Problem statement:
What you produce should be every line from the data that includes "design".

»»

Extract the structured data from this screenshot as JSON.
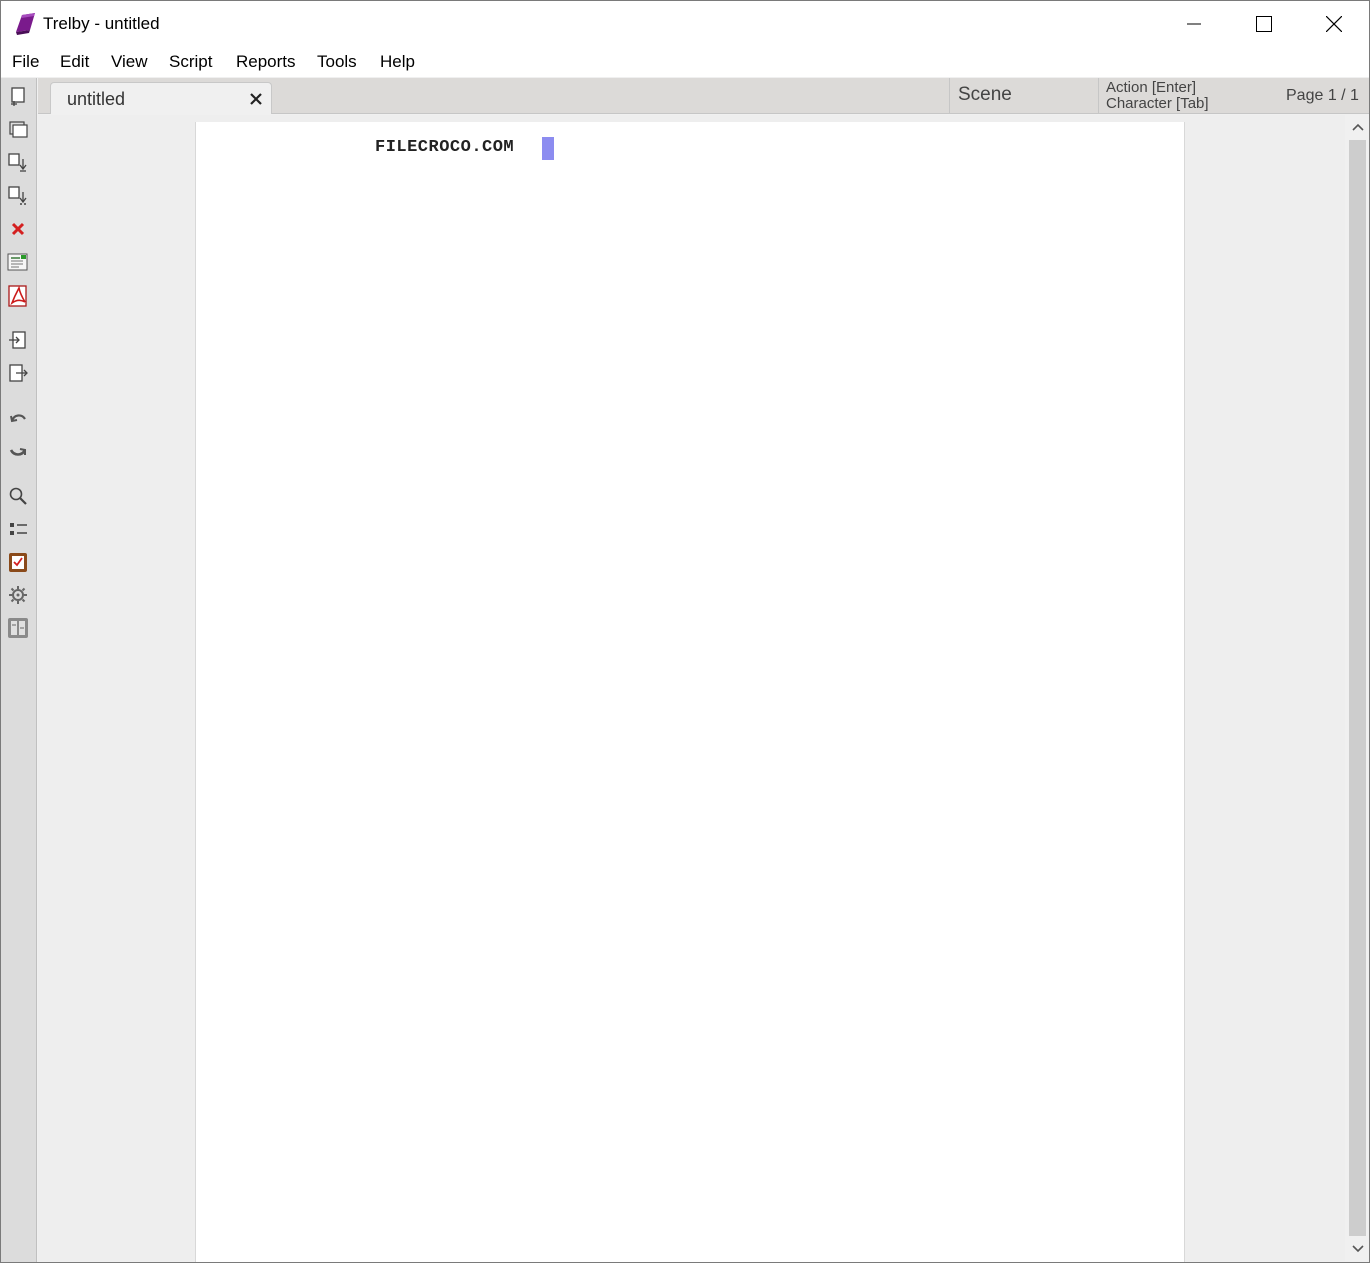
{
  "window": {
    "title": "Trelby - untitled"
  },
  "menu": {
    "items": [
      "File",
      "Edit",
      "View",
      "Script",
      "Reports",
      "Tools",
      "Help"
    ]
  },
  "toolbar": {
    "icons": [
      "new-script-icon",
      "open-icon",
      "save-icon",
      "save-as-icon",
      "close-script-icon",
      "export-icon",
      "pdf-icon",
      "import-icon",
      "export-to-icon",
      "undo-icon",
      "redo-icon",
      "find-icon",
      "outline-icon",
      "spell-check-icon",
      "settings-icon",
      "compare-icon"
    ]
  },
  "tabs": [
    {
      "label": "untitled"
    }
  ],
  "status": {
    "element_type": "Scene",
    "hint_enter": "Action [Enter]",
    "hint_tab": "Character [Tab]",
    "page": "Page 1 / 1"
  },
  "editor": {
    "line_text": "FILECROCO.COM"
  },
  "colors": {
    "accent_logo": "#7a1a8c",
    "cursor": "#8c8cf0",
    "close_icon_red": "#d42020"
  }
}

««
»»

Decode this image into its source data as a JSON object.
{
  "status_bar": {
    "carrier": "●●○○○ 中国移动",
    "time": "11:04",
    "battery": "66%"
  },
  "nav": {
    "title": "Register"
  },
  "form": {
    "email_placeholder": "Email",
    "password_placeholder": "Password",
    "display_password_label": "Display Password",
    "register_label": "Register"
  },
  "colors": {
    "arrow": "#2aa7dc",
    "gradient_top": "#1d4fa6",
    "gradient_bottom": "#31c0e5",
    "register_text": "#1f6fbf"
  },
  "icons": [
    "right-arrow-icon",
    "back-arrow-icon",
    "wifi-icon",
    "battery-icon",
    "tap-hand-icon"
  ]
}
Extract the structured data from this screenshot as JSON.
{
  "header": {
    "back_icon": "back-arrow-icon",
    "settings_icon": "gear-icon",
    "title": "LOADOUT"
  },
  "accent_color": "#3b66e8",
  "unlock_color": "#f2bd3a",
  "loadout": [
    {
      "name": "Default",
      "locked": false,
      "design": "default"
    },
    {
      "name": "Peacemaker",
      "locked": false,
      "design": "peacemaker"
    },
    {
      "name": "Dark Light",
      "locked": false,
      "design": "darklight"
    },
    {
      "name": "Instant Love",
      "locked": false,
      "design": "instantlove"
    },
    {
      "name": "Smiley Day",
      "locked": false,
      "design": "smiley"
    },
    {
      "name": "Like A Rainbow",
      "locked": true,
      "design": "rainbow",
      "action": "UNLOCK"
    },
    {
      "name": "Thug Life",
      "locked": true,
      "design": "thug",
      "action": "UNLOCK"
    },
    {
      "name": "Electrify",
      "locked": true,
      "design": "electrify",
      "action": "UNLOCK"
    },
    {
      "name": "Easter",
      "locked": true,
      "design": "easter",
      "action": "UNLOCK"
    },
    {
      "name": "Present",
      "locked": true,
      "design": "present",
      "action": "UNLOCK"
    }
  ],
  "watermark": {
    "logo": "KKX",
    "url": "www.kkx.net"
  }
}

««

Output below:
      "design": "default"
      "design": "peacemaker"
      "design": "darklight"
      "design": "instantlove"
      "design": "smiley"
      "design": "rainbow",
      "design": "thug",
      "design": "electrify",
      "design": "easter",
      "design": "present",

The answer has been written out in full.